## HOW TO COMPLETE THIS TASK
Keep the images out and copy every entry below exactly.

(Page and application data records)
----------

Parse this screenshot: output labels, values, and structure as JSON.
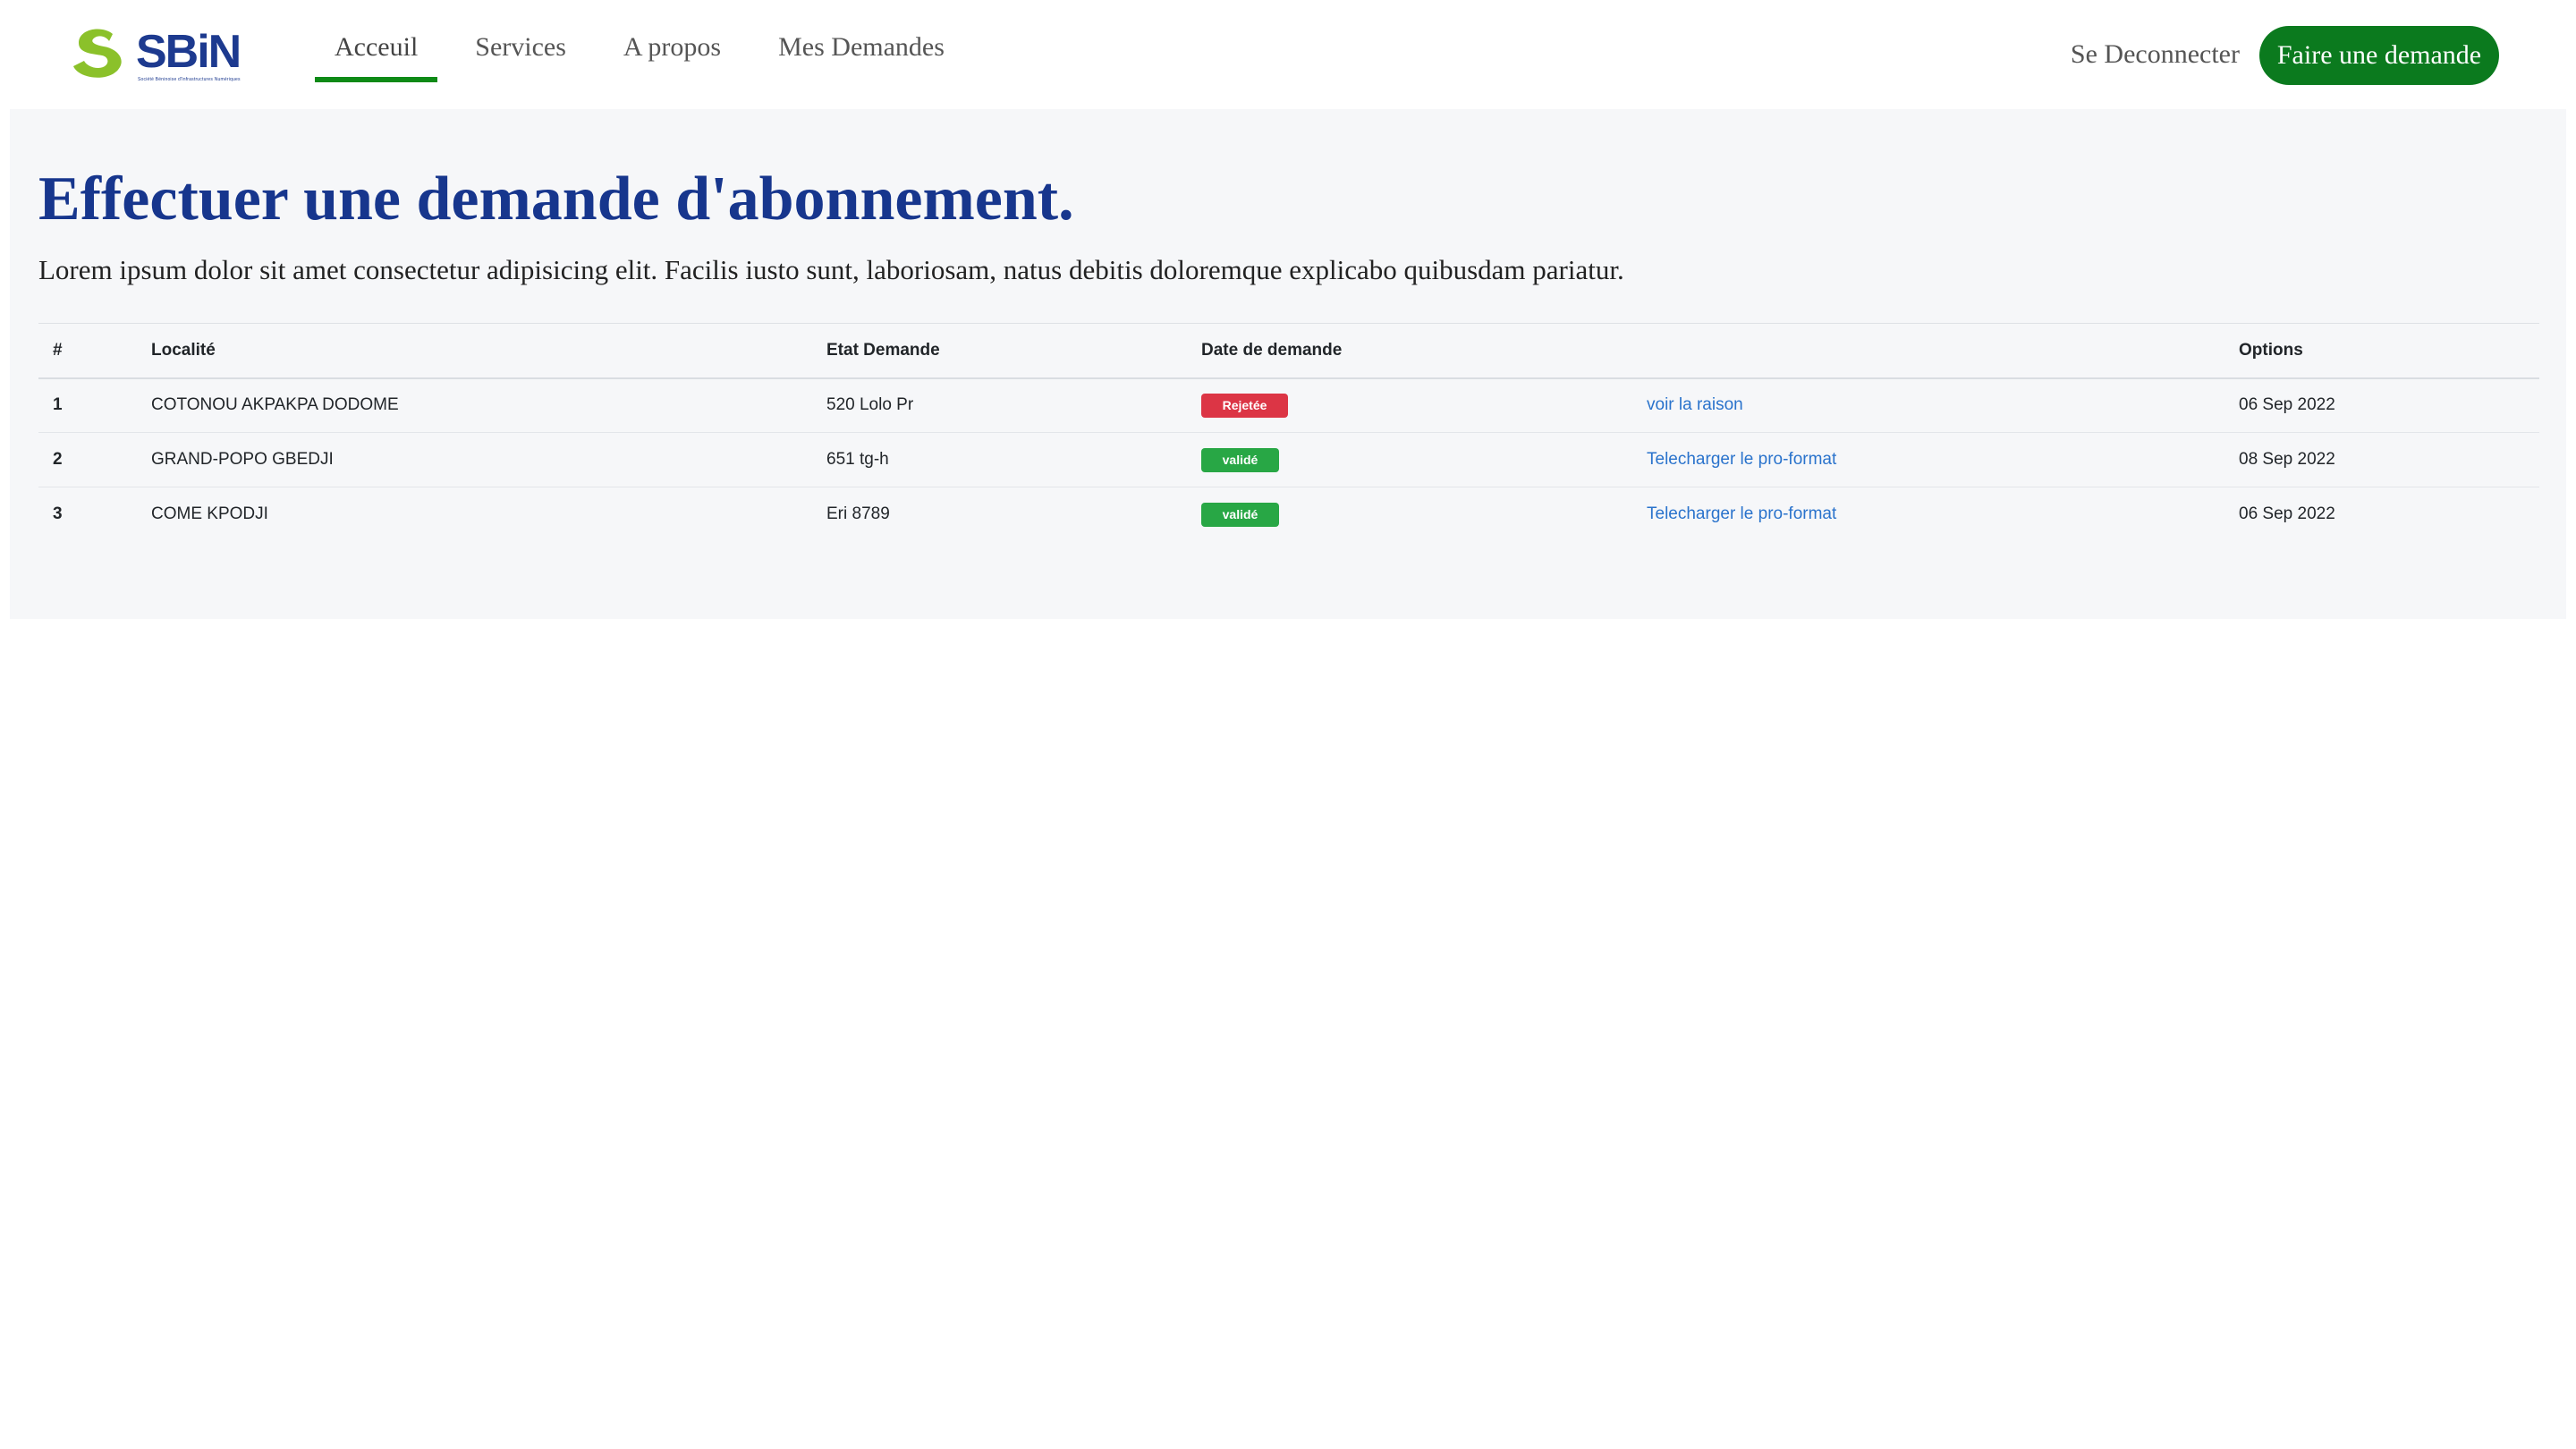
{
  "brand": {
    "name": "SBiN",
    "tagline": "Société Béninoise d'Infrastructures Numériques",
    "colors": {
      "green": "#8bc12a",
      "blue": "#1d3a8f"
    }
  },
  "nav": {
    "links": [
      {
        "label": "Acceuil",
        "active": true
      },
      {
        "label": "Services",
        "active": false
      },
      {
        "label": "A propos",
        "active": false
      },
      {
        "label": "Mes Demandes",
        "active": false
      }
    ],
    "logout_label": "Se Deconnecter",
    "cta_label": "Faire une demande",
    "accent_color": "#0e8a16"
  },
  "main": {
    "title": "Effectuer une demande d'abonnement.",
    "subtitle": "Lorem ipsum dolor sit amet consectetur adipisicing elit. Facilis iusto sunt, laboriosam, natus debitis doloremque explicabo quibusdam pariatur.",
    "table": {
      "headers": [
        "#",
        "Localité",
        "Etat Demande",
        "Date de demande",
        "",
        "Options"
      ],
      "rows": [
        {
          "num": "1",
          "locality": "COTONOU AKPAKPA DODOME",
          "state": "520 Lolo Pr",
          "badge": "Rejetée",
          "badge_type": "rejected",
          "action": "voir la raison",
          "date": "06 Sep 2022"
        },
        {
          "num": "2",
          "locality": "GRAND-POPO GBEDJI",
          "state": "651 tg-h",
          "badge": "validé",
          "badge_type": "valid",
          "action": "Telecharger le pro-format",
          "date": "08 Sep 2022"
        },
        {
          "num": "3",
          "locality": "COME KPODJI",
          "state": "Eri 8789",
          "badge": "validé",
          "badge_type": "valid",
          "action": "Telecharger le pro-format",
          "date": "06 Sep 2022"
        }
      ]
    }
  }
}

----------

## ANSWER SECTION
Parse this screenshot: output labels, values, and structure as JSON.
{
  "brand": {
    "name": "SBiN",
    "tagline": "Société Béninoise d'Infrastructures Numériques",
    "colors": {
      "green": "#8bc12a",
      "blue": "#1d3a8f"
    }
  },
  "nav": {
    "links": [
      {
        "label": "Acceuil",
        "active": true
      },
      {
        "label": "Services",
        "active": false
      },
      {
        "label": "A propos",
        "active": false
      },
      {
        "label": "Mes Demandes",
        "active": false
      }
    ],
    "logout_label": "Se Deconnecter",
    "cta_label": "Faire une demande",
    "accent_color": "#0e8a16"
  },
  "main": {
    "title": "Effectuer une demande d'abonnement.",
    "subtitle": "Lorem ipsum dolor sit amet consectetur adipisicing elit. Facilis iusto sunt, laboriosam, natus debitis doloremque explicabo quibusdam pariatur.",
    "table": {
      "headers": [
        "#",
        "Localité",
        "Etat Demande",
        "Date de demande",
        "",
        "Options"
      ],
      "rows": [
        {
          "num": "1",
          "locality": "COTONOU AKPAKPA DODOME",
          "state": "520 Lolo Pr",
          "badge": "Rejetée",
          "badge_type": "rejected",
          "action": "voir la raison",
          "date": "06 Sep 2022"
        },
        {
          "num": "2",
          "locality": "GRAND-POPO GBEDJI",
          "state": "651 tg-h",
          "badge": "validé",
          "badge_type": "valid",
          "action": "Telecharger le pro-format",
          "date": "08 Sep 2022"
        },
        {
          "num": "3",
          "locality": "COME KPODJI",
          "state": "Eri 8789",
          "badge": "validé",
          "badge_type": "valid",
          "action": "Telecharger le pro-format",
          "date": "06 Sep 2022"
        }
      ]
    }
  }
}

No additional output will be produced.